“There’s definitely been a lot more inclusion in the young adult book world, but in picture books, the ones that are out there seem to center on holidays like Diwali, Holi, and Ramadan or other big events,” she told India Abroad. “But our books should be about everything,” she said. “Why can’t there be a series of books on a girl of color,” she wondered.
So she wrote one herself. Sheth said the book broadly deals with an experience that’s universal — like kids dealing with bullying. She said the book tells kids that they don’t have to change to fit in.
“Always Anjali” is geared to readers between the ages of 3 and 10, Sheth says. But the experience the child will derive from the book at every age will be different, she notes.
Through the picture book’s heroine Anjali, readers share a lesson for all Indian-American children to love their name. When the 7-year-old struggles to find a personalized name plate for her bike, she wants to change her name to Angie.
But when her mother explains the significance of Anjali, she realizes how special her name really is. “Anjali is a gift. The most precious kind. Divine. Just like you!” her mother explains.What follows is little Anjali’s journey to accept herself and the characteristics that make her unique.
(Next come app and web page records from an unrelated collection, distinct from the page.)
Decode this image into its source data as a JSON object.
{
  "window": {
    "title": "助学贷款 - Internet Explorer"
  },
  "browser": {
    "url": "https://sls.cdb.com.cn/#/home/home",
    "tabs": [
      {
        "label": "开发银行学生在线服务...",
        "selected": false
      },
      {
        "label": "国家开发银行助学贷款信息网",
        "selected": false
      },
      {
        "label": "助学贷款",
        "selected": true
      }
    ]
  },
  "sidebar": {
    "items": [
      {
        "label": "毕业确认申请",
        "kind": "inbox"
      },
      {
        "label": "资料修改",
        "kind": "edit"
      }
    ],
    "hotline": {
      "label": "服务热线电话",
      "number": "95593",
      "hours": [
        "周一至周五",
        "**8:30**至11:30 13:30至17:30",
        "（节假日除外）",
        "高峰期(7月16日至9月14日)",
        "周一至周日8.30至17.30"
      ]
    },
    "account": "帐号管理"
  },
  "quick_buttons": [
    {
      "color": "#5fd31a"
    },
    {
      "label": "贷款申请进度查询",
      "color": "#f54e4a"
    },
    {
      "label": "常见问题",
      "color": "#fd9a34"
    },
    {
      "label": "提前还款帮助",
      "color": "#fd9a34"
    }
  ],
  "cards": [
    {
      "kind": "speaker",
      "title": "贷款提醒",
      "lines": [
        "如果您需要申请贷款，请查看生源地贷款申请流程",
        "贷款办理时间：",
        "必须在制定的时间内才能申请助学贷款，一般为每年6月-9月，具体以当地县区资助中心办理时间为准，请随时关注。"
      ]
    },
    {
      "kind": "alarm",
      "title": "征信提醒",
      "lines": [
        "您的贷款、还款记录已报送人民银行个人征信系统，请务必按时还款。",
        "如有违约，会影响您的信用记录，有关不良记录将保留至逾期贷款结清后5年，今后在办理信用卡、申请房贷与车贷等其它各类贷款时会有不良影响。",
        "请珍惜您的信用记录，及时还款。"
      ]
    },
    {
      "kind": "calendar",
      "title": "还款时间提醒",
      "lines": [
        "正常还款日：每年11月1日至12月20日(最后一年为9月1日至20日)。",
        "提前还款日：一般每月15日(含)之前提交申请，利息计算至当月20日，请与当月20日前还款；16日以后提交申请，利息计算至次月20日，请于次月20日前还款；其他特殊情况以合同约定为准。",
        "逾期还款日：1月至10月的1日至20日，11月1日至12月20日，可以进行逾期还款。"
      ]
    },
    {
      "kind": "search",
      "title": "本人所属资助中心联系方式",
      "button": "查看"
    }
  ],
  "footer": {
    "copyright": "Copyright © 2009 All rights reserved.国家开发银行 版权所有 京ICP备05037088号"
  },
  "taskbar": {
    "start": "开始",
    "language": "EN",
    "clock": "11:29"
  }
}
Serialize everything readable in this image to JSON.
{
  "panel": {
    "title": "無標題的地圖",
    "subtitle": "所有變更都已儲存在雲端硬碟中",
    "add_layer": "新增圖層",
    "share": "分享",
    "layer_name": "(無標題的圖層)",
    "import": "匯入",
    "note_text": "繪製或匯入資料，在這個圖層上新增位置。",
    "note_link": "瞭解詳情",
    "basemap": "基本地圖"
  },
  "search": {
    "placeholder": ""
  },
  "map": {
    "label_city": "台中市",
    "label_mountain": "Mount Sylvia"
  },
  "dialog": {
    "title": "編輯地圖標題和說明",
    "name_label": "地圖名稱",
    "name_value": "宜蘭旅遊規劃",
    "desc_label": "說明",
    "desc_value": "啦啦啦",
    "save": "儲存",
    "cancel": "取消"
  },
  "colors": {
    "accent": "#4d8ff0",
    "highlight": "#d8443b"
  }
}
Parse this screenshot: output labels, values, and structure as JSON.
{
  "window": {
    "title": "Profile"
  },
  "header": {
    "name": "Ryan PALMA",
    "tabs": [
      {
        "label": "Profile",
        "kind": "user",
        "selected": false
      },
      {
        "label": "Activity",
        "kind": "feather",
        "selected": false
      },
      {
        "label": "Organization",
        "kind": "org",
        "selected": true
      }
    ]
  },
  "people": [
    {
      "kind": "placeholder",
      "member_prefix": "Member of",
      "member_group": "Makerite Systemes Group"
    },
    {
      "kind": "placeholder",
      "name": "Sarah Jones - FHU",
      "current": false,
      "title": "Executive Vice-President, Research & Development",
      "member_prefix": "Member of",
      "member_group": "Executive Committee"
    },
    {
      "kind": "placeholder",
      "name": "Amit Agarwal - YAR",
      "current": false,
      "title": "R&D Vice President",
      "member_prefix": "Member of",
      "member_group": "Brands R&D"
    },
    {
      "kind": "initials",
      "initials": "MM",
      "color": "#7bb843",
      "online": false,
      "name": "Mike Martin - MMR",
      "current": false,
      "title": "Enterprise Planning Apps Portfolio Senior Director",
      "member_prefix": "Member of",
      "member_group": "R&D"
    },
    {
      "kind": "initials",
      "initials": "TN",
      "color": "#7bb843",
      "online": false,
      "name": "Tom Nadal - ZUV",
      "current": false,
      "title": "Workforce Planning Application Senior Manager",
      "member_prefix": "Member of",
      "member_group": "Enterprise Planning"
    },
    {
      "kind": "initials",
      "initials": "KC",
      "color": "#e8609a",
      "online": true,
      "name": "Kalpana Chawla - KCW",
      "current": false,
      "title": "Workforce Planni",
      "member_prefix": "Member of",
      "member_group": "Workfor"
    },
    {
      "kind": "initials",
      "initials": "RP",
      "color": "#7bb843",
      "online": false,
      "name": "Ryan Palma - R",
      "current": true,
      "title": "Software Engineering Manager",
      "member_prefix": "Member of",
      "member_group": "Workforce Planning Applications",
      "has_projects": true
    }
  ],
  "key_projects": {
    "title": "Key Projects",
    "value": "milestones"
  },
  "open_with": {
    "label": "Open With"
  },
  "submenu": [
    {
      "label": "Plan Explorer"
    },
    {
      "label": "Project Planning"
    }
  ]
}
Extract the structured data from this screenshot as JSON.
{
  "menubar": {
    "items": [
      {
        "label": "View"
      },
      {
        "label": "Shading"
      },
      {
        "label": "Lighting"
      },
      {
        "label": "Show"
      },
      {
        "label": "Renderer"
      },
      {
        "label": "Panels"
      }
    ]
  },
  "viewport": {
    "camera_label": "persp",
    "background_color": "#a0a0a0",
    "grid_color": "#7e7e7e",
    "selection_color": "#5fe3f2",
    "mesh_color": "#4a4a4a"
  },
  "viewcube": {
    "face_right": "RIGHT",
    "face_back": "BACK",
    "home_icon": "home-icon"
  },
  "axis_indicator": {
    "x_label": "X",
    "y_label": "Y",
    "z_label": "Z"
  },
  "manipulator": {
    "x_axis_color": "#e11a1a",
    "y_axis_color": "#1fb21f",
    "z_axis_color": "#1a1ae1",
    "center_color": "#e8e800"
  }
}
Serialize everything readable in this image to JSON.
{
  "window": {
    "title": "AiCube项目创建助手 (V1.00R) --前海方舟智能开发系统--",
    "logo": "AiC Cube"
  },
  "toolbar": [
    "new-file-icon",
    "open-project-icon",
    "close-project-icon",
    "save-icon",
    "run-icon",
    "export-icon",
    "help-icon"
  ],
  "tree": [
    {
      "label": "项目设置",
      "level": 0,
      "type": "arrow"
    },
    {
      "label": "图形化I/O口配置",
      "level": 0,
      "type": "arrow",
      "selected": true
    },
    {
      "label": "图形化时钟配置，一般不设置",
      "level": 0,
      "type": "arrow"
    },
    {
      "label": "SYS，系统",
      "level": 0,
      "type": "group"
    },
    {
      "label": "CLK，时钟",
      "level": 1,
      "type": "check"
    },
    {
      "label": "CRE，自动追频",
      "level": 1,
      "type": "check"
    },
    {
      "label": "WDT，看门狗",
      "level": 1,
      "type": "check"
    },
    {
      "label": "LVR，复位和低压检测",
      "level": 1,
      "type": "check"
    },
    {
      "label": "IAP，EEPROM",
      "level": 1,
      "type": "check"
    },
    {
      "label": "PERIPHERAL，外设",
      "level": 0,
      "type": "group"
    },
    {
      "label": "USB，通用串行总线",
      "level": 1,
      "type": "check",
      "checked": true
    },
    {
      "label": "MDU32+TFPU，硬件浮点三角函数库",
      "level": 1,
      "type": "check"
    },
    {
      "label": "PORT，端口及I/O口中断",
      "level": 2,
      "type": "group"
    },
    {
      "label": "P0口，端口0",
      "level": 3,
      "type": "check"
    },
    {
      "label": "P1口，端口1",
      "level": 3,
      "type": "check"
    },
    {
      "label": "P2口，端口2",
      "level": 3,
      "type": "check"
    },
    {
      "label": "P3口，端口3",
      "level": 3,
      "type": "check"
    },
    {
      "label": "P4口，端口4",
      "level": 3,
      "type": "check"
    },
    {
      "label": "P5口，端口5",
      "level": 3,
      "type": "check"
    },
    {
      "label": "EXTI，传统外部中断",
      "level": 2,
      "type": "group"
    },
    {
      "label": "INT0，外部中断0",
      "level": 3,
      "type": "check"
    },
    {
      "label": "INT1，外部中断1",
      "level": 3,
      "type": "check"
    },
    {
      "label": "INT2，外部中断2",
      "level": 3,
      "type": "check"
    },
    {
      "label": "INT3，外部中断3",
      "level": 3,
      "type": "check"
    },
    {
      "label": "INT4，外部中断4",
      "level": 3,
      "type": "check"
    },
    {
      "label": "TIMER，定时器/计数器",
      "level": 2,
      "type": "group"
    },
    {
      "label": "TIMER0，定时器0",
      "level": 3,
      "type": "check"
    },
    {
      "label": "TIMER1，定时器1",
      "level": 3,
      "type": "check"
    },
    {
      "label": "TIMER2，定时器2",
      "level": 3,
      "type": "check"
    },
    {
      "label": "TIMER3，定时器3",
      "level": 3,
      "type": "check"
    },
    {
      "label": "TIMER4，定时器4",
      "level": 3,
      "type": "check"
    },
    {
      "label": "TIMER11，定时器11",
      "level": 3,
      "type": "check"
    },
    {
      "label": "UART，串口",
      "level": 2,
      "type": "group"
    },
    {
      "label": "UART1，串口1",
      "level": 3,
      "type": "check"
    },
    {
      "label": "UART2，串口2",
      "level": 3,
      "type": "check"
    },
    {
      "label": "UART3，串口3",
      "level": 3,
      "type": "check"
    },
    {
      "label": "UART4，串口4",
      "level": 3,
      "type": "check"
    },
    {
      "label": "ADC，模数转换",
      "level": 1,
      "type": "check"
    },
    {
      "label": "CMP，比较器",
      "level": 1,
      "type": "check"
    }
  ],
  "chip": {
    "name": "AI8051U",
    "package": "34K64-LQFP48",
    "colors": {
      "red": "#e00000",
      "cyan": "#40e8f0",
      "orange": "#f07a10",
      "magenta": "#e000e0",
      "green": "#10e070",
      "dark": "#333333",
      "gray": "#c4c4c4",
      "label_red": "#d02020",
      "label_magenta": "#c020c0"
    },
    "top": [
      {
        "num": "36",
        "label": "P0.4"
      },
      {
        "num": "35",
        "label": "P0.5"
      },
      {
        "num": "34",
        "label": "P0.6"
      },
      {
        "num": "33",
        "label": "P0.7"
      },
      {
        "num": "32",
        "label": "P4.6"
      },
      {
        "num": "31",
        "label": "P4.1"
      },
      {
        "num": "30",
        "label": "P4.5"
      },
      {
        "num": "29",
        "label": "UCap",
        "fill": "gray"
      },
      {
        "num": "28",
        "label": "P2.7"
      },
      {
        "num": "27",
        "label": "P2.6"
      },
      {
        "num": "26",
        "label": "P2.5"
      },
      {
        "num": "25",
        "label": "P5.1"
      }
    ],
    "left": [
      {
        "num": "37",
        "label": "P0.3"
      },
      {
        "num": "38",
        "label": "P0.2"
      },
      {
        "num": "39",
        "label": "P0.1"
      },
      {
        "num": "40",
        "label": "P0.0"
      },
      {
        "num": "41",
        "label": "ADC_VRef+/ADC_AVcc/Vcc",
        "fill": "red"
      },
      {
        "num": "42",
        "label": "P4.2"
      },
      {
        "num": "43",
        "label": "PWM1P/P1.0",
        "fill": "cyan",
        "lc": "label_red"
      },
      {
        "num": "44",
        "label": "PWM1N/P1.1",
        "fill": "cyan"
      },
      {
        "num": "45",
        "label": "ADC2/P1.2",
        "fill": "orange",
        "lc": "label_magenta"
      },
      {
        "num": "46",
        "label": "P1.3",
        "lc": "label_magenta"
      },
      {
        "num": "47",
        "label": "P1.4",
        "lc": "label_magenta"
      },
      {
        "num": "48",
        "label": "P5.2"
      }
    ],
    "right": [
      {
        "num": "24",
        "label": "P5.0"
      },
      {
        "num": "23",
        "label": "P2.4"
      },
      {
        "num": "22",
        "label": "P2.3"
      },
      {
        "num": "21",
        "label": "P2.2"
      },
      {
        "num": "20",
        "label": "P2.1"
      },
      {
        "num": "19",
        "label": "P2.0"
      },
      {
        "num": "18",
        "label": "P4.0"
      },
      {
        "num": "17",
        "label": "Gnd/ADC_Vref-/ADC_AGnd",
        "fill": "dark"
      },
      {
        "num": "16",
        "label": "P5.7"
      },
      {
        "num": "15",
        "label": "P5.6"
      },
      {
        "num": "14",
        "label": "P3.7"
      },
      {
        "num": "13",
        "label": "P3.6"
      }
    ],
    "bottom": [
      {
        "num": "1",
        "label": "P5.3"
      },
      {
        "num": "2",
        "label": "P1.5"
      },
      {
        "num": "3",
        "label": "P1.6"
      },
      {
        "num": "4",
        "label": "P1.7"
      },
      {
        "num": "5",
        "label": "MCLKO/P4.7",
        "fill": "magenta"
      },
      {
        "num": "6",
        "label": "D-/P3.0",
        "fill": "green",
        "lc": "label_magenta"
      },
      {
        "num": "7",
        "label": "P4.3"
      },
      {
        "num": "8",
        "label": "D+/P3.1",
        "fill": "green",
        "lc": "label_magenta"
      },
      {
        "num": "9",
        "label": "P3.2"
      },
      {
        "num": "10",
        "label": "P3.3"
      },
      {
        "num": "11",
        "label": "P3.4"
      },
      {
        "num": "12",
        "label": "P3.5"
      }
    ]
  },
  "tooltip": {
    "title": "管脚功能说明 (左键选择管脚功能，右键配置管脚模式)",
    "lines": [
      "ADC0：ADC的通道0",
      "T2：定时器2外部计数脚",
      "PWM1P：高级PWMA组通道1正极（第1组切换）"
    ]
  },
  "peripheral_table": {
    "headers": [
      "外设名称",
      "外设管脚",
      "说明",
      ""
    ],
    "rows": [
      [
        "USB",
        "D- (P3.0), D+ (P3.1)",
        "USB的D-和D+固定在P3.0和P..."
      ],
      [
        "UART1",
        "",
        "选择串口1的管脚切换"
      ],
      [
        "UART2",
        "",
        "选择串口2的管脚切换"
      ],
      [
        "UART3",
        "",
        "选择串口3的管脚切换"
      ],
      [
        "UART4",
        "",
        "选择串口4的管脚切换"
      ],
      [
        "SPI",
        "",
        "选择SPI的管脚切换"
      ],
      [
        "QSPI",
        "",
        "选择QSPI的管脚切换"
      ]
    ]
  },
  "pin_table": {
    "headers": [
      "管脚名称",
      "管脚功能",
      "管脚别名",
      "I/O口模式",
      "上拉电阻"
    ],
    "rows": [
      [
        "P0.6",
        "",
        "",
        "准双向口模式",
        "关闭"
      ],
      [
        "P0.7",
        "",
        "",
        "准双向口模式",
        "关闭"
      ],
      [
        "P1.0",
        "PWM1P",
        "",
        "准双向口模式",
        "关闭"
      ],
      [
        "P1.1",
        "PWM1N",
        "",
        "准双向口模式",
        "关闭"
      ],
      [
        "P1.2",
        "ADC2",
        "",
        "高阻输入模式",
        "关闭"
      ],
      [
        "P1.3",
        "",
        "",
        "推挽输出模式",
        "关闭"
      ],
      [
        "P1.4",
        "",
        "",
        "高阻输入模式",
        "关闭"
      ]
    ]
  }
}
Sheth is best known for her role in Albert Brooks’ movie “Looking For Comedy In The Muslim World” and for the cutting-edge film “ABCD” in which she played the lead role of an unbridled young lady, battling with the ties of family and convention. She was most recently seen in the HBO documentary “East of Main Street: Taking the Lead” USA’s “Donny” and the film “Grin,” which she also produced.